# [Exercise]
Examine the entries and show every line in which the word "title" is found.

# [Supplied records]

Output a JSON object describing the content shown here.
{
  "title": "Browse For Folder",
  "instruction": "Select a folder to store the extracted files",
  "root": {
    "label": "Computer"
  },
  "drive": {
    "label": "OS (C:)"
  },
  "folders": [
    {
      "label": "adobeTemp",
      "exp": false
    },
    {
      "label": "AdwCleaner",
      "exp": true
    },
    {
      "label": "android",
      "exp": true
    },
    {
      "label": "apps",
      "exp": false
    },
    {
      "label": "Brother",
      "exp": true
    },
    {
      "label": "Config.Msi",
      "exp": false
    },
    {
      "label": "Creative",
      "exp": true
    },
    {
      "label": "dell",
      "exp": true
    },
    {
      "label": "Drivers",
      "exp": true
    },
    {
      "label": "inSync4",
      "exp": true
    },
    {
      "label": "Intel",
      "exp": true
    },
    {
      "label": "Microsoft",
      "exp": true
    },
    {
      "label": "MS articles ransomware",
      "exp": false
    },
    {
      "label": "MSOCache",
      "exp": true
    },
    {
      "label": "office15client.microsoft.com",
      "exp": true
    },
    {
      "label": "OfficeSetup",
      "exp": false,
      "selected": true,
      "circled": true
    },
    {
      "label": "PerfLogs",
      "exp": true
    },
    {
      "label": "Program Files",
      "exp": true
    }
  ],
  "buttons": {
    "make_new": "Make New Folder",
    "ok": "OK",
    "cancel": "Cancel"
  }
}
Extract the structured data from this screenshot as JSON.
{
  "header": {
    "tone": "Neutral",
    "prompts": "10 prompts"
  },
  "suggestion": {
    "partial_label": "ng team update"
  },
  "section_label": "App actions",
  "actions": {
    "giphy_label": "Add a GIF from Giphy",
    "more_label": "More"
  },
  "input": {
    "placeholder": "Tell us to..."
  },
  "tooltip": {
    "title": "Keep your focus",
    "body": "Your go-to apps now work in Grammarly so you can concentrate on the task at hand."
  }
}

# [Task solution]
  "title": "Browse For Folder",
    "title": "Keep your focus",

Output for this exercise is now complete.